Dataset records
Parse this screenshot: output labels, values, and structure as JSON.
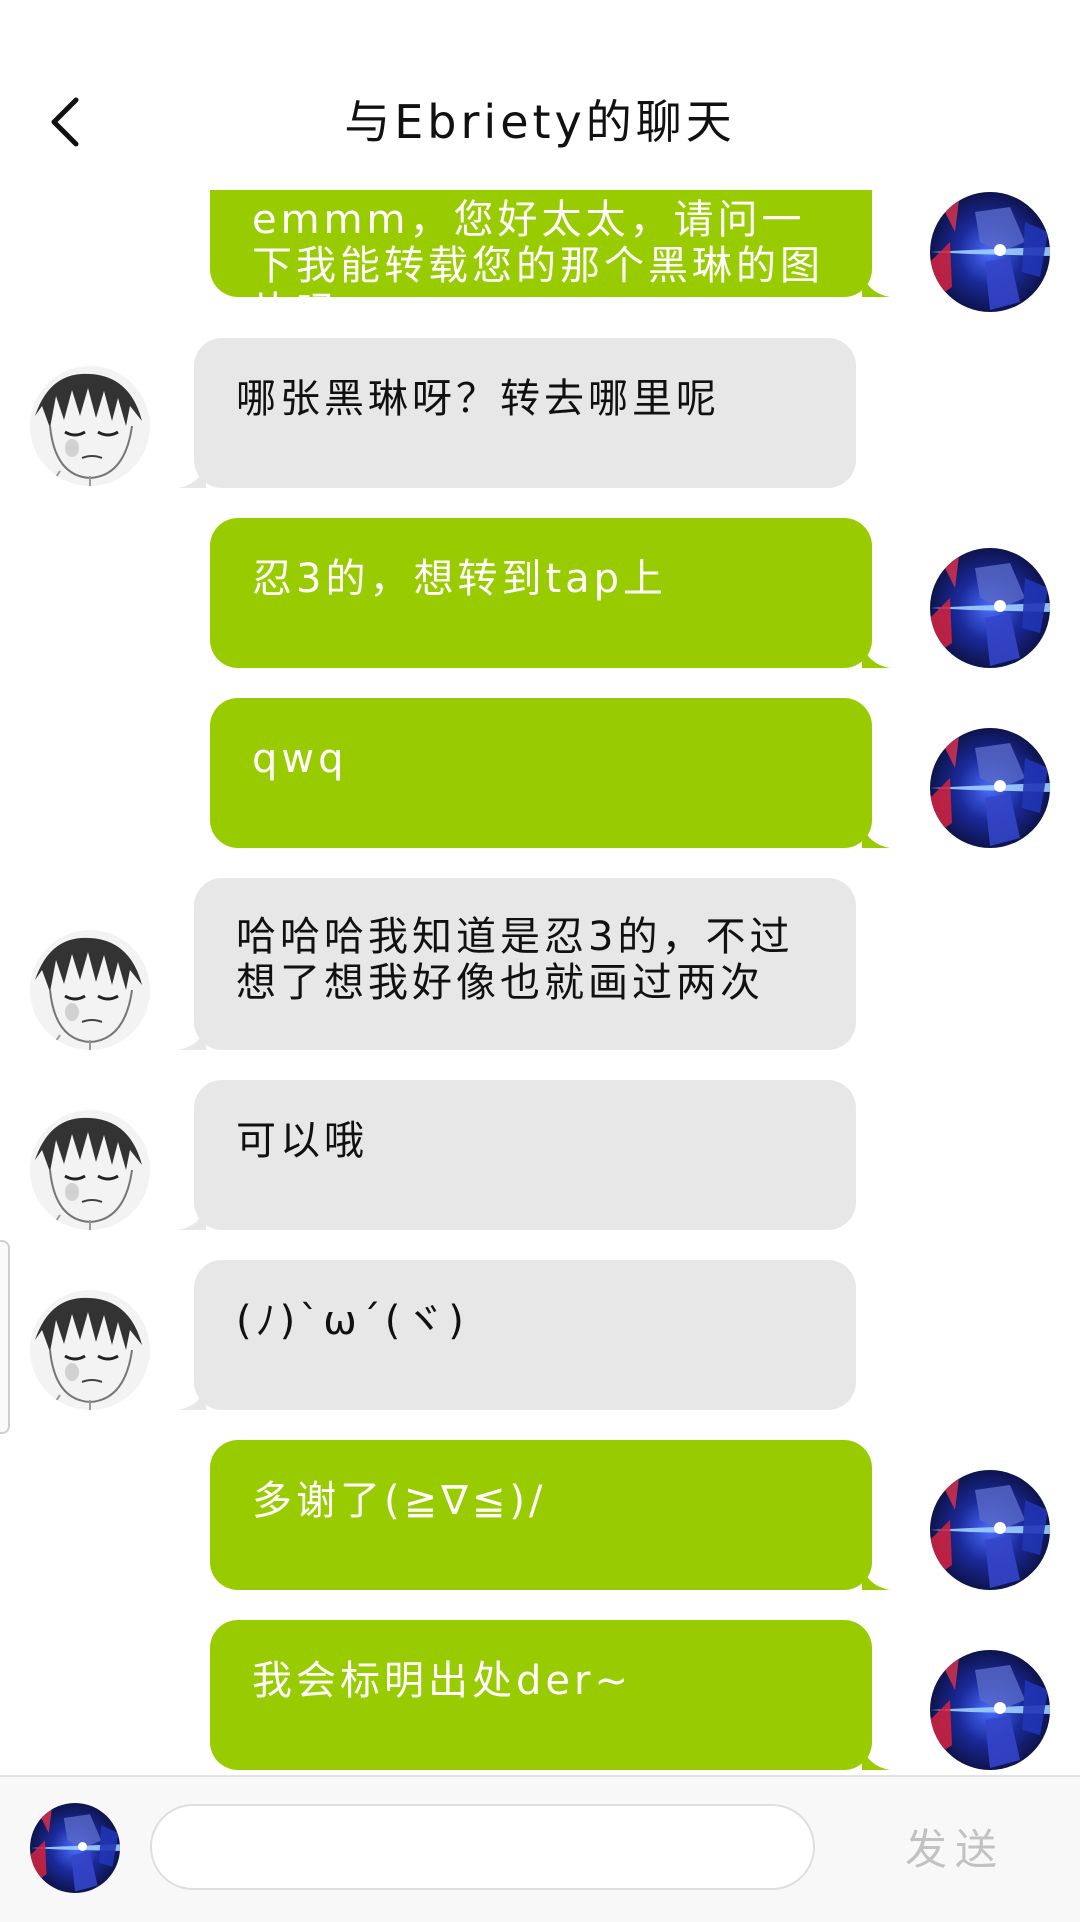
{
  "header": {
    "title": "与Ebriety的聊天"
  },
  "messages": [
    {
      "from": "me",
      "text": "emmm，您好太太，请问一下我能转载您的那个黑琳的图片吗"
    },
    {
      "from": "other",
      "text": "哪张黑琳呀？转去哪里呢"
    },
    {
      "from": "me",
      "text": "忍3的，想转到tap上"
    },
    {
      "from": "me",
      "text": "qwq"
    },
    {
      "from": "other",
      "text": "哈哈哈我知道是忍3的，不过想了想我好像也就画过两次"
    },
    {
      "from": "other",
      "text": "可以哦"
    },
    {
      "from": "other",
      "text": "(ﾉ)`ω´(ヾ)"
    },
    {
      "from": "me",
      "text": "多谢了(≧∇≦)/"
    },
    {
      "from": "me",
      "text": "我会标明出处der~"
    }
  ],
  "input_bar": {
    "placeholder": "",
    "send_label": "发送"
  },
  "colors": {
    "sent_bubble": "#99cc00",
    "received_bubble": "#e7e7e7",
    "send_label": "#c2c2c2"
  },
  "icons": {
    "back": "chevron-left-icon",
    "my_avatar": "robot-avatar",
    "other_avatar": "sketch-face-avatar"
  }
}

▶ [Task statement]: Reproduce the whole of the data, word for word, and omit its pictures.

▶ [Expected answer]:
Parse this screenshot: output labels, values, and structure as JSON.
{
  "header": {
    "title": "与Ebriety的聊天"
  },
  "messages": [
    {
      "from": "me",
      "text": "emmm，您好太太，请问一下我能转载您的那个黑琳的图片吗"
    },
    {
      "from": "other",
      "text": "哪张黑琳呀？转去哪里呢"
    },
    {
      "from": "me",
      "text": "忍3的，想转到tap上"
    },
    {
      "from": "me",
      "text": "qwq"
    },
    {
      "from": "other",
      "text": "哈哈哈我知道是忍3的，不过想了想我好像也就画过两次"
    },
    {
      "from": "other",
      "text": "可以哦"
    },
    {
      "from": "other",
      "text": "(ﾉ)`ω´(ヾ)"
    },
    {
      "from": "me",
      "text": "多谢了(≧∇≦)/"
    },
    {
      "from": "me",
      "text": "我会标明出处der~"
    }
  ],
  "input_bar": {
    "placeholder": "",
    "send_label": "发送"
  },
  "colors": {
    "sent_bubble": "#99cc00",
    "received_bubble": "#e7e7e7",
    "send_label": "#c2c2c2"
  },
  "icons": {
    "back": "chevron-left-icon",
    "my_avatar": "robot-avatar",
    "other_avatar": "sketch-face-avatar"
  }
}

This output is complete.